▼

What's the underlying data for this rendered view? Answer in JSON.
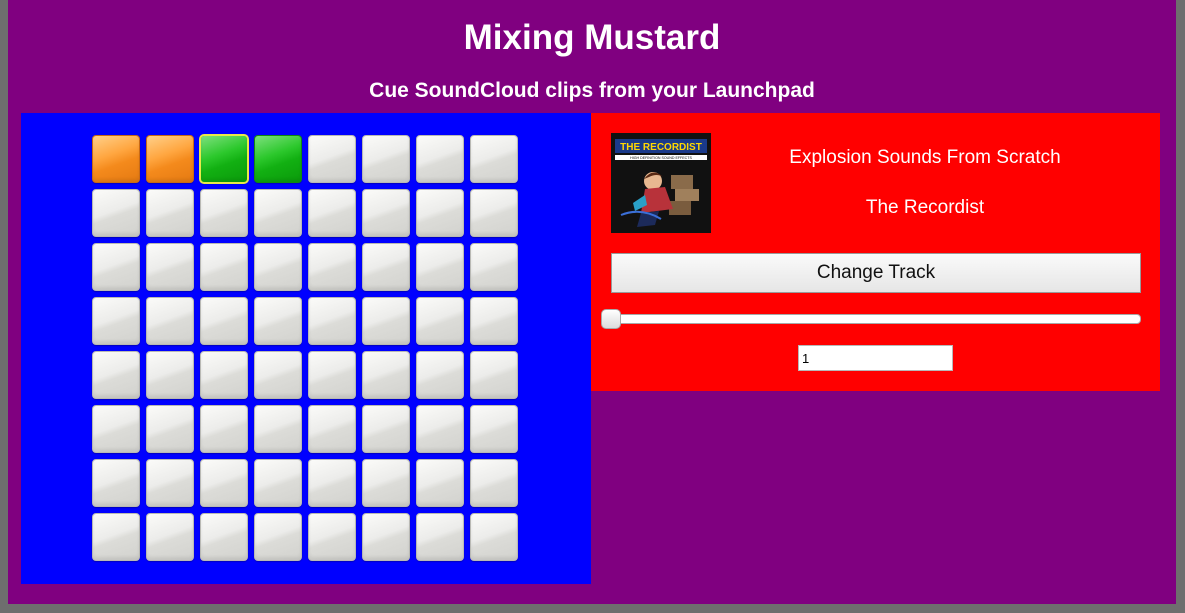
{
  "app": {
    "title": "Mixing Mustard",
    "subtitle": "Cue SoundCloud clips from your Launchpad"
  },
  "colors": {
    "background": "#800080",
    "pad_panel": "#0000ff",
    "track_panel": "#ff0000",
    "pad_orange": "#ffa640",
    "pad_green": "#12b012",
    "pad_idle": "#e4e4e0",
    "selected_outline": "#e8e84a"
  },
  "launchpad": {
    "rows": 8,
    "columns": 8,
    "active_pads": [
      {
        "row": 0,
        "col": 0,
        "color": "orange"
      },
      {
        "row": 0,
        "col": 1,
        "color": "orange"
      },
      {
        "row": 0,
        "col": 2,
        "color": "green",
        "selected": true
      },
      {
        "row": 0,
        "col": 3,
        "color": "green"
      }
    ]
  },
  "track": {
    "cover_icon": "album-cover-image",
    "cover_text": "THE RECORDIST",
    "cover_subtext": "HIGH DEFINITION SOUND EFFECTS",
    "title": "Explosion Sounds From Scratch",
    "artist": "The Recordist",
    "change_button_label": "Change Track",
    "slider_position": 0,
    "number_value": "1"
  }
}
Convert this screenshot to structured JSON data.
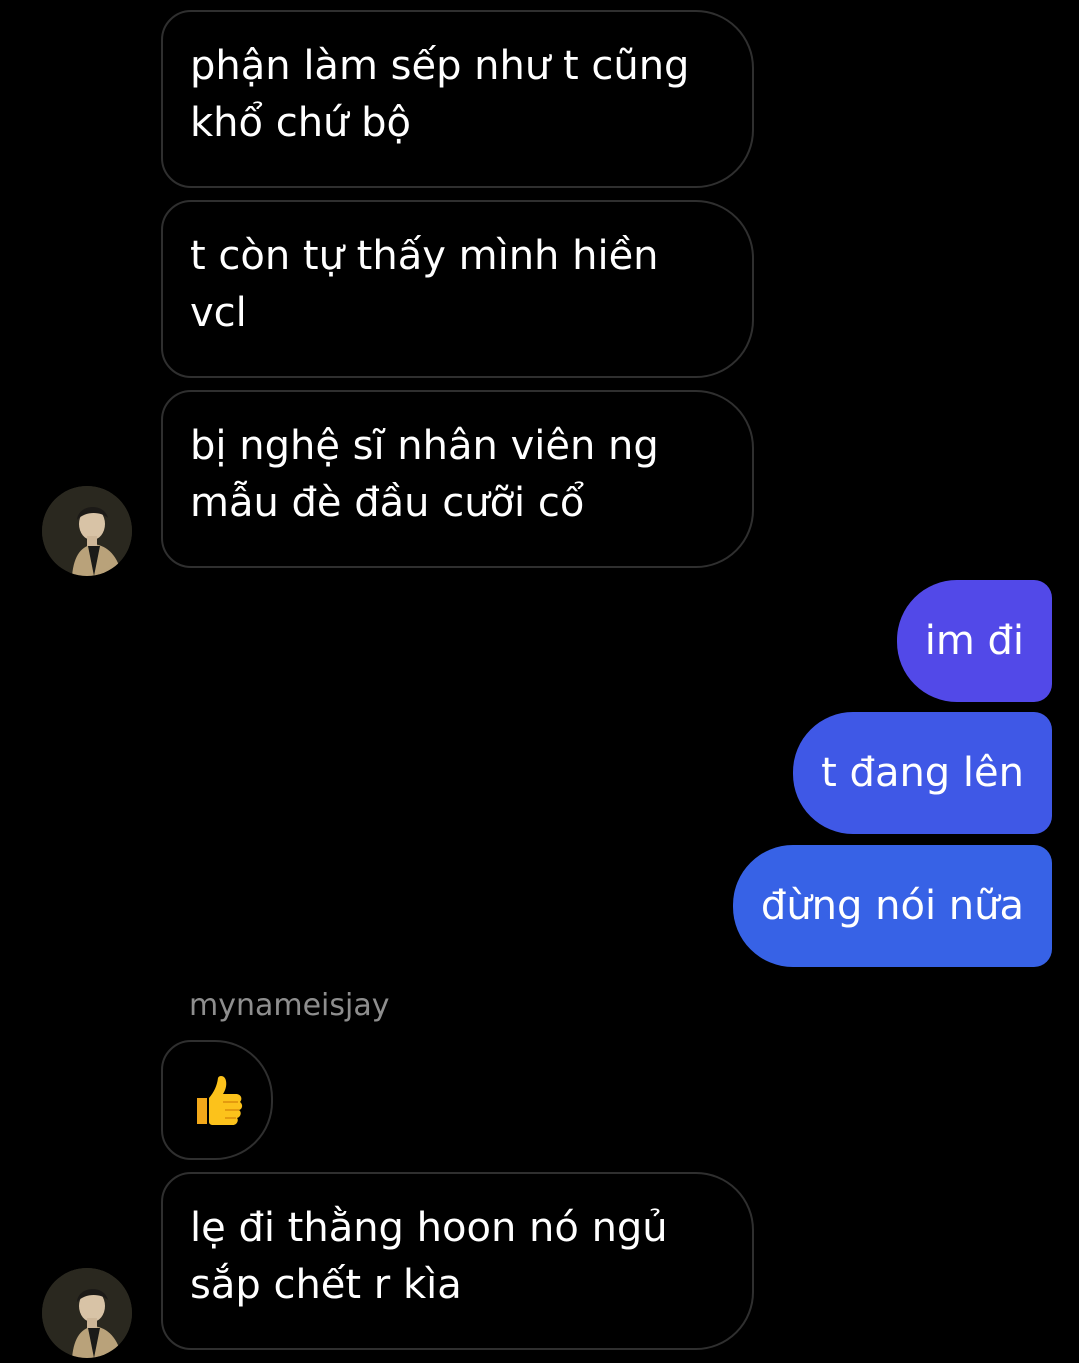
{
  "thread": {
    "incoming_group_1": [
      {
        "text": "phận làm sếp như t cũng khổ chứ bộ"
      },
      {
        "text": "t còn tự thấy mình hiền vcl"
      },
      {
        "text": "bị nghệ sĩ nhân viên ng mẫu đè đầu cưỡi cổ"
      }
    ],
    "outgoing": [
      {
        "text": "im đi"
      },
      {
        "text": "t đang lên"
      },
      {
        "text": "đừng nói nữa"
      }
    ],
    "sender_name": "mynameisjay",
    "reaction_icon": "thumbs-up-emoji",
    "incoming_group_2": [
      {
        "text": "lẹ đi thằng hoon nó ngủ sắp chết r kìa"
      }
    ]
  },
  "colors": {
    "background": "#000000",
    "incoming_border": "#2f2f2f",
    "outgoing_top": "#5249e8",
    "outgoing_mid": "#3f58e6",
    "outgoing_bottom": "#3762e6",
    "sender_name": "#8e8e8e",
    "text": "#ffffff"
  }
}
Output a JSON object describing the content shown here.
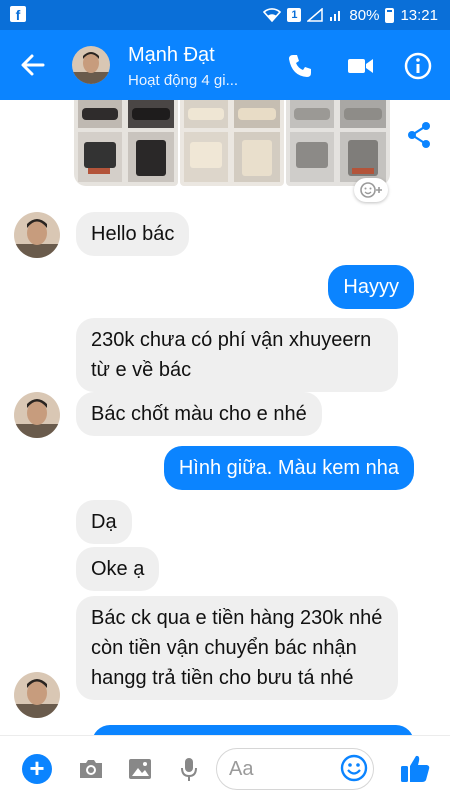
{
  "status_bar": {
    "app_icon": "f",
    "notif_count": "1",
    "battery": "80%",
    "time": "13:21"
  },
  "header": {
    "name": "Mạnh Đạt",
    "status": "Hoạt động 4 gi..."
  },
  "messages": [
    {
      "side": "in",
      "text": "Hello bác"
    },
    {
      "side": "out",
      "text": "Hayyy"
    },
    {
      "side": "in",
      "text": "230k chưa có phí vận xhuyeern từ e về bác"
    },
    {
      "side": "in",
      "text": "Bác chốt màu cho e nhé"
    },
    {
      "side": "out",
      "text": "Hình giữa. Màu kem nha"
    },
    {
      "side": "in",
      "text": "Dạ"
    },
    {
      "side": "in",
      "text": "Oke ạ"
    },
    {
      "side": "in",
      "text": "Bác ck qua e tiền hàng 230k nhé còn tiền vận chuyển bác nhận hangg trả tiền cho bưu tá nhé"
    }
  ],
  "composer": {
    "placeholder": "Aa"
  },
  "colors": {
    "header": "#0b84ff",
    "status_bar": "#0a6fd8",
    "incoming_bubble": "#efefef",
    "outgoing_bubble": "#0b84ff"
  },
  "icons": [
    "back-arrow-icon",
    "phone-icon",
    "video-camera-icon",
    "info-icon",
    "share-icon",
    "add-reaction-icon",
    "plus-icon",
    "camera-icon",
    "gallery-icon",
    "microphone-icon",
    "emoji-icon",
    "thumbs-up-icon"
  ]
}
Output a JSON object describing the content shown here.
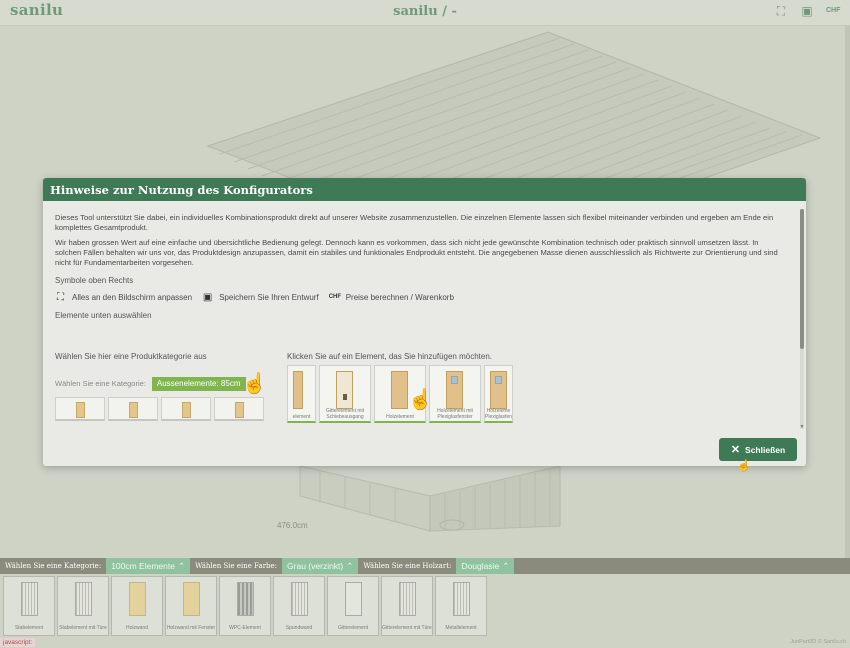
{
  "header": {
    "logo": "sanilu",
    "title": "sanilu / -"
  },
  "scene": {
    "dimension_label": "476.0cm"
  },
  "modal": {
    "title": "Hinweise zur Nutzung des Konfigurators",
    "para1": "Dieses Tool unterstützt Sie dabei, ein individuelles Kombinationsprodukt direkt auf unserer Website zusammenzustellen. Die einzelnen Elemente lassen sich flexibel miteinander verbinden und ergeben am Ende ein komplettes Gesamtprodukt.",
    "para2": "Wir haben grossen Wert auf eine einfache und übersichtliche Bedienung gelegt. Dennoch kann es vorkommen, dass sich nicht jede gewünschte Kombination technisch oder praktisch sinnvoll umsetzen lässt. In solchen Fällen behalten wir uns vor, das Produktdesign anzupassen, damit ein stabiles und funktionales Endprodukt entsteht. Die angegebenen Masse dienen ausschliesslich als Richtwerte zur Orientierung und sind nicht für Fundamentarbeiten vorgesehen.",
    "symbols_heading": "Symbole oben Rechts",
    "symbol_fit": "Alles an den Bildschirm anpassen",
    "symbol_save": "Speichern Sie Ihren Entwurf",
    "symbol_price": "Preise berechnen / Warenkorb",
    "elements_heading": "Elemente unten auswählen",
    "choose_category_title": "Wählen Sie hier eine Produktkategorie aus",
    "choose_category_label": "Wählen Sie eine Kategorie:",
    "choose_category_value": "Aussenelemente: 85cm",
    "click_element_title": "Klicken Sie auf ein Element, das Sie hinzufügen möchten.",
    "demo_elements": [
      "element",
      "Gitterelement mit Schiebeausgang",
      "Holzelement",
      "Holzelement mit Plexiglasfenster",
      "Holzeleme Plexiglasfen"
    ],
    "close_label": "Schließen"
  },
  "filters": {
    "category_label": "Wählen Sie eine Kategorie:",
    "category_value": "100cm Elemente",
    "color_label": "Wählen Sie eine Farbe:",
    "color_value": "Grau (verzinkt)",
    "wood_label": "Wählen Sie eine Holzart:",
    "wood_value": "Douglasie"
  },
  "products": [
    "Stabelement",
    "Stabelement mit Türe",
    "Holzwand",
    "Holzwand mit Fenster",
    "WPC-Element",
    "Spundwand",
    "Gitterelement",
    "Gitterelement mit Türe",
    "Metallelement"
  ],
  "status": {
    "js": "javascript:",
    "copyright": "JuoPart3D © Sanilu.ch"
  },
  "colors": {
    "primary": "#3f7a57",
    "accent": "#7fb54c",
    "filter_value": "#8fc3a0"
  }
}
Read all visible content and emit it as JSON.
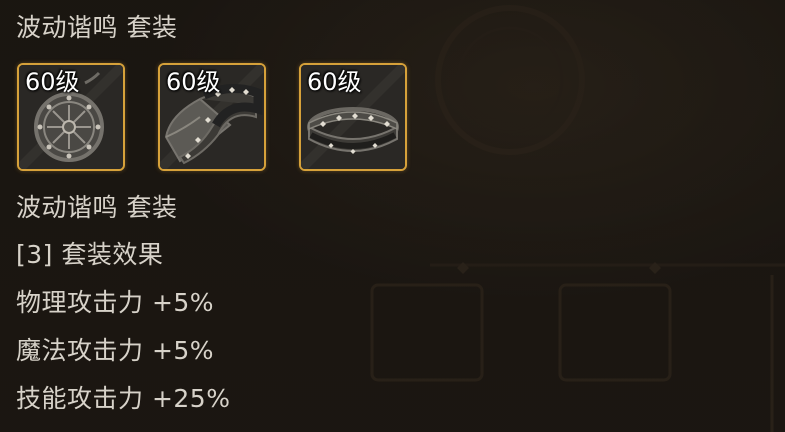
{
  "tooltip": {
    "set_title": "波动谐鸣 套装",
    "items": [
      {
        "level": "60级",
        "icon": "medallion-icon"
      },
      {
        "level": "60级",
        "icon": "bracelet-icon"
      },
      {
        "level": "60级",
        "icon": "ring-icon"
      }
    ],
    "set_name": "波动谐鸣 套装",
    "effect_header": "[3] 套装效果",
    "effects": [
      "物理攻击力 +5%",
      "魔法攻击力 +5%",
      "技能攻击力 +25%"
    ]
  },
  "colors": {
    "text": "#d7d2c9",
    "slot_border": "#d6a13a",
    "background": "#211b15"
  }
}
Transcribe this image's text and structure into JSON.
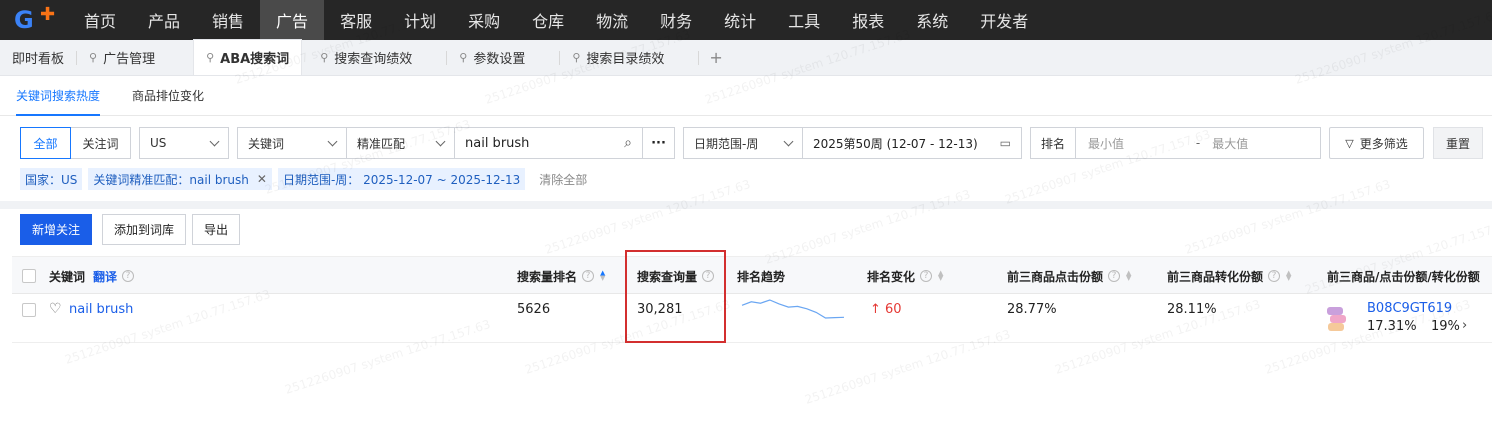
{
  "nav": {
    "logo_text": "G",
    "items": [
      "首页",
      "产品",
      "销售",
      "广告",
      "客服",
      "计划",
      "采购",
      "仓库",
      "物流",
      "财务",
      "统计",
      "工具",
      "报表",
      "系统",
      "开发者"
    ],
    "active_index": 3
  },
  "tabs": {
    "items": [
      {
        "label": "即时看板",
        "pinned": false
      },
      {
        "label": "广告管理",
        "pinned": true
      },
      {
        "label": "ABA搜索词",
        "pinned": true,
        "active": true
      },
      {
        "label": "搜索查询绩效",
        "pinned": true
      },
      {
        "label": "参数设置",
        "pinned": true
      },
      {
        "label": "搜索目录绩效",
        "pinned": true
      }
    ],
    "add_label": "+"
  },
  "subtabs": [
    "关键词搜索热度",
    "商品排位变化"
  ],
  "filters": {
    "all_label": "全部",
    "follow_label": "关注词",
    "country": "US",
    "keyword_type": "关键词",
    "match_type": "精准匹配",
    "search_value": "nail brush",
    "more_icon": "···",
    "date_type": "日期范围-周",
    "date_value": "2025第50周 (12-07 - 12-13)",
    "rank_label": "排名",
    "rank_min_placeholder": "最小值",
    "rank_sep": "-",
    "rank_max_placeholder": "最大值",
    "more_filters": "更多筛选",
    "reset": "重置"
  },
  "chips": {
    "country": "国家：US",
    "match": "关键词精准匹配：nail brush",
    "date": "日期范围-周：  2025-12-07 ~ 2025-12-13",
    "clear_all": "清除全部"
  },
  "actions": {
    "add_follow": "新增关注",
    "add_to_lib": "添加到词库",
    "export": "导出"
  },
  "table": {
    "headers": {
      "keyword": "关键词",
      "translate": "翻译",
      "search_rank": "搜索量排名",
      "search_volume": "搜索查询量",
      "rank_trend": "排名趋势",
      "rank_change": "排名变化",
      "top3_click": "前三商品点击份额",
      "top3_conv": "前三商品转化份额",
      "top3_detail": "前三商品/点击份额/转化份额"
    },
    "rows": [
      {
        "keyword": "nail brush",
        "search_rank": "5626",
        "search_volume": "30,281",
        "rank_change": "↑ 60",
        "top3_click": "28.77%",
        "top3_conv": "28.11%",
        "asin": "B08C9GT619",
        "asin_click": "17.31%",
        "asin_conv": "19%"
      }
    ]
  },
  "trend_points": [
    5680,
    5660,
    5668,
    5650,
    5672,
    5690,
    5686,
    5700,
    5720,
    5752,
    5750,
    5748
  ],
  "watermark": "2512260907 system 120.77.157.63",
  "colors": {
    "nav_bg": "#262626",
    "primary": "#1a5ee8",
    "highlight": "#d32f2f",
    "rank_up": "#e53935"
  }
}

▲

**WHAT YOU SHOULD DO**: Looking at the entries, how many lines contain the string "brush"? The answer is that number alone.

**WRITTEN ANSWER**: 3